There’s a lot to say about variety, but the difficulty in that is you have to ensure each way you shake things up is equal to the last. Resident Evil 7, like many of the games before it, just doesn’t quite pull that off. It doesn’t even tie up all its loose ends, leaving that to comparatively weaker DLC chapters.
Overall, it doesn’t even do a great job of communicating the stakes. I really don’t care about Ethan and his wife, and whatever is going on with the Bakers, they don’t seem as big of a threat as a city full of zombie disease.
ARE YOU REMEMBERING?
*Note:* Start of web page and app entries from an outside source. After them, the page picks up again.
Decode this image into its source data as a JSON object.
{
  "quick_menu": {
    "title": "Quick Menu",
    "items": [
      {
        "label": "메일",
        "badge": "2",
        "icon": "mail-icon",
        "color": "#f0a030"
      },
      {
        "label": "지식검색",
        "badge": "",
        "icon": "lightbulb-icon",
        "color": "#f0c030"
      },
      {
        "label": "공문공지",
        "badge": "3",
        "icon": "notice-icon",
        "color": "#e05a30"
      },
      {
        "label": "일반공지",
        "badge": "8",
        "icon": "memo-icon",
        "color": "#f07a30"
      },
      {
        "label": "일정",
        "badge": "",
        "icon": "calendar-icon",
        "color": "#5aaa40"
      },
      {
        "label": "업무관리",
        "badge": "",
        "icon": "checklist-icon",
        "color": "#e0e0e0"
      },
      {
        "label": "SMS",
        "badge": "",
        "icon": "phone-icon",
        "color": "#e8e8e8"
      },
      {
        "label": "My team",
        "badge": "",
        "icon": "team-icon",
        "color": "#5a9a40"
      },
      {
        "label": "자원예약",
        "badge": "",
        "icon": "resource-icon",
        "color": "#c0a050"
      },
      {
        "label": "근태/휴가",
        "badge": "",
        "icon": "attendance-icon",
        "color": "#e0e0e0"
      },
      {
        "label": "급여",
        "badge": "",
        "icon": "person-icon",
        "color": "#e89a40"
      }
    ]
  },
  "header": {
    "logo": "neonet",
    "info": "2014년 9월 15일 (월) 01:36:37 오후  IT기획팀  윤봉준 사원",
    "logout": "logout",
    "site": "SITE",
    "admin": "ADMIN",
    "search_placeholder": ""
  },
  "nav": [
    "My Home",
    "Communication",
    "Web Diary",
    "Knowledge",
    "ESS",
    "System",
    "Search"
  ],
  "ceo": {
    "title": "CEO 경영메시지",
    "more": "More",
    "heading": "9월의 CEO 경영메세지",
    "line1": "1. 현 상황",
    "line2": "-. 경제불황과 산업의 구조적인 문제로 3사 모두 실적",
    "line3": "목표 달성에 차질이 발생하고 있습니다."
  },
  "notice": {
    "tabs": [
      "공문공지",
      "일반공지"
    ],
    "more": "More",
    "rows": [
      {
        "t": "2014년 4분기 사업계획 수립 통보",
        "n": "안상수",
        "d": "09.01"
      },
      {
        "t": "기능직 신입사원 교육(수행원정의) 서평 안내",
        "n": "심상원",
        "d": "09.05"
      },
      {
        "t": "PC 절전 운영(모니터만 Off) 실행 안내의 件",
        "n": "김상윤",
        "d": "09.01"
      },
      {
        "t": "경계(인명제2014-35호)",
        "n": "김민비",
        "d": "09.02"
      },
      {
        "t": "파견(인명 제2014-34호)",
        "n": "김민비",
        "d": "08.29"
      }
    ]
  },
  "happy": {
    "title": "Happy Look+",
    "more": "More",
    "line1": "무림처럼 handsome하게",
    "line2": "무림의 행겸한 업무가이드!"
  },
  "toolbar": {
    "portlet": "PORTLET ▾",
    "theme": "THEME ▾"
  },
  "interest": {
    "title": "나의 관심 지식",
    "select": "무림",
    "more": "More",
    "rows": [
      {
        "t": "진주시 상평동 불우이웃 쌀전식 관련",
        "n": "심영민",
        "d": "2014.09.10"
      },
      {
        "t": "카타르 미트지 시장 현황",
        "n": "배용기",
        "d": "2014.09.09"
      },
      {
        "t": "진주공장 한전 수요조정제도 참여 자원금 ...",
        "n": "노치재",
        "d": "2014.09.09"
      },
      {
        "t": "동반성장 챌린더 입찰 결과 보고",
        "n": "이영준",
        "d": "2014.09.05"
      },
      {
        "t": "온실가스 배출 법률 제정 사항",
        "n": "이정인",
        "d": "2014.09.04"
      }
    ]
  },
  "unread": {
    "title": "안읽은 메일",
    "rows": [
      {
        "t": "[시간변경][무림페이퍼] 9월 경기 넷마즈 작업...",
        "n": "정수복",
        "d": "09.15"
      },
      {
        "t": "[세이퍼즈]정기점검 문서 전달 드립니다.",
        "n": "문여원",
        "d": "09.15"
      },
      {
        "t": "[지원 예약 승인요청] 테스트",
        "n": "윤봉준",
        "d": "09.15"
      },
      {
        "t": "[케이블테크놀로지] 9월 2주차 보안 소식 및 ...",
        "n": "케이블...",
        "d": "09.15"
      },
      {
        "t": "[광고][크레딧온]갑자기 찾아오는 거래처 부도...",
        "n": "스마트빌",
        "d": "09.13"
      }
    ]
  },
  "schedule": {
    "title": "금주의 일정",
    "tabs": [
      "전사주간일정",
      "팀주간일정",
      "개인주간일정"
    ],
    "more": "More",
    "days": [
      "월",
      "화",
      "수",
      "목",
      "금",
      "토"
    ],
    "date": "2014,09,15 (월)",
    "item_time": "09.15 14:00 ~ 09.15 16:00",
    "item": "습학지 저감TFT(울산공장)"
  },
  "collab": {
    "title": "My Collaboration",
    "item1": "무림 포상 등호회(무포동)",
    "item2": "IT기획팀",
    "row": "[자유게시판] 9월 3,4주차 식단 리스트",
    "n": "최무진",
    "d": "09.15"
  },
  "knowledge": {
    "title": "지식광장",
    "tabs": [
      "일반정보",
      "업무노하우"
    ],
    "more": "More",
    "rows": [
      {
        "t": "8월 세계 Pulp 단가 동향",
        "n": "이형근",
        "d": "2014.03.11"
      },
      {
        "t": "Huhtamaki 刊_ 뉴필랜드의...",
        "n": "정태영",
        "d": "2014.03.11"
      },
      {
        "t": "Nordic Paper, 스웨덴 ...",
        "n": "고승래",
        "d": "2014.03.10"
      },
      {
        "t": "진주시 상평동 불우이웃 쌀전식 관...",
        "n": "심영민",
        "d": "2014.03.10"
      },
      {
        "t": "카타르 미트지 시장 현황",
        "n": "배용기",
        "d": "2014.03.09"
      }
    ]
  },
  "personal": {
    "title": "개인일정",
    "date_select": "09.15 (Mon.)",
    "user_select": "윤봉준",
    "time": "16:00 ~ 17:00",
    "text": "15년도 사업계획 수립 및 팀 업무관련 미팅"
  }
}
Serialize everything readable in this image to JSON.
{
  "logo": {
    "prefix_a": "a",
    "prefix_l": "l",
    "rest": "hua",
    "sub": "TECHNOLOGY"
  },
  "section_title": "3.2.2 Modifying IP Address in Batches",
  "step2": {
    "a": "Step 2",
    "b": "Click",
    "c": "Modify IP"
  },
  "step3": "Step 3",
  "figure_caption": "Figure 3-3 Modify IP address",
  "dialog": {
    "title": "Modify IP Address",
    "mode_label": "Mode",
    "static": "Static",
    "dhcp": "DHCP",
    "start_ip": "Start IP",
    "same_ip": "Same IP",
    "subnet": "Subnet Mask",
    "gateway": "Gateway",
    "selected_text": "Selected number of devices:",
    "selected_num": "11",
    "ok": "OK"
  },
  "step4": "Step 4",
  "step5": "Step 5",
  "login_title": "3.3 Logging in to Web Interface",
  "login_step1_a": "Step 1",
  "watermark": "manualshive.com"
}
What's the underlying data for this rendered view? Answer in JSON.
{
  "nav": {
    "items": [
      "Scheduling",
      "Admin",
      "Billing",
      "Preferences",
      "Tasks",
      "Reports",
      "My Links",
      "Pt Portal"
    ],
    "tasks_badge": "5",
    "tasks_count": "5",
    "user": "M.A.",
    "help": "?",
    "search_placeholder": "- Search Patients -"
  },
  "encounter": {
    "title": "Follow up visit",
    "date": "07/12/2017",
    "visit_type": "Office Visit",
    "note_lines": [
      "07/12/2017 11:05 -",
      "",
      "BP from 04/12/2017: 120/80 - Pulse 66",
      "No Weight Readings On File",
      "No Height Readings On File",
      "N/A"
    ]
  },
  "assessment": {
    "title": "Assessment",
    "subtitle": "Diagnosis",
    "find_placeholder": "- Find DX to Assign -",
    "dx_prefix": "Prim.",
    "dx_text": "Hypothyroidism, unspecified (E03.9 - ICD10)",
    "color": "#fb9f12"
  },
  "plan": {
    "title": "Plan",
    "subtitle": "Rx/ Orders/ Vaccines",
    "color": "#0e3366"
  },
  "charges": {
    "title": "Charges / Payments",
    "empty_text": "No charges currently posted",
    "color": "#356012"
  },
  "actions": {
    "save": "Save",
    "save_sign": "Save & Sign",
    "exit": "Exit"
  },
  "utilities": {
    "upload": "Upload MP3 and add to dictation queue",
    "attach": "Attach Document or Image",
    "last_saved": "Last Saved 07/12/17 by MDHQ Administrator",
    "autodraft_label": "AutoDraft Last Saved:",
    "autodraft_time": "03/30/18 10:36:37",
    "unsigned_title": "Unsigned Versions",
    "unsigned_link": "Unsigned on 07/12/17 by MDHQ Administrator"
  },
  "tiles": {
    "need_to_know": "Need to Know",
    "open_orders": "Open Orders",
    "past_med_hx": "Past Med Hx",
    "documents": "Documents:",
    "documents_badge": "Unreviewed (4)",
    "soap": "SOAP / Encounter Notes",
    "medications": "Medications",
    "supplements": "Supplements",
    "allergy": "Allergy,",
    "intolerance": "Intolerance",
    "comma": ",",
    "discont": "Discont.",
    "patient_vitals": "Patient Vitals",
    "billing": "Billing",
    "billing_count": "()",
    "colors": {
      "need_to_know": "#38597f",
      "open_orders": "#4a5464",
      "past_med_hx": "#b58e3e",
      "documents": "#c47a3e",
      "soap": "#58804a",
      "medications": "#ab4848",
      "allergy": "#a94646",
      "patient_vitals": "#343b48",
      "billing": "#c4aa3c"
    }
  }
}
Resident Evil 7 might not be my favourite title in the property, but I appreciate that it simultaneously returns the series to its bizarre mix of puzzles, exploration, and horror while also taking it to new places. The massive impact of Resident Evil 4 really derailed the whole series and turned it into something I couldn’t get onboard with. Not that it’s ever smart to get on a derailed train.
I do find it incredibly amusing that the beginning sets everything up to have a compelling plot with interesting antagonists, then it just kind of slides from there. It feels like it’s a hallmark of the series. Resident Evils 1-4 all had that problem where the last act just feels sterile in comparison to everything that happened before it.
The issue tends to be that Resident Evil plots use the last act for revelation rather than climax. It’s where everything comes together, but the only thing Capcom ever does to increase the action is set a countdown.
However, at least they managed to get things back on track with Resident Evil 7. It eventually led to the fantastic Resident Evil 2 remake and the less well-executed Resident Evil 3 remake, so everything gets a happy ending. And as for Resident Evil 7, it’s still a good time. It just never manages to reach the mark that it set itself with its incredible introduction chapter.
This review was conducted on a digital PC version of the game. It was purchased by the author.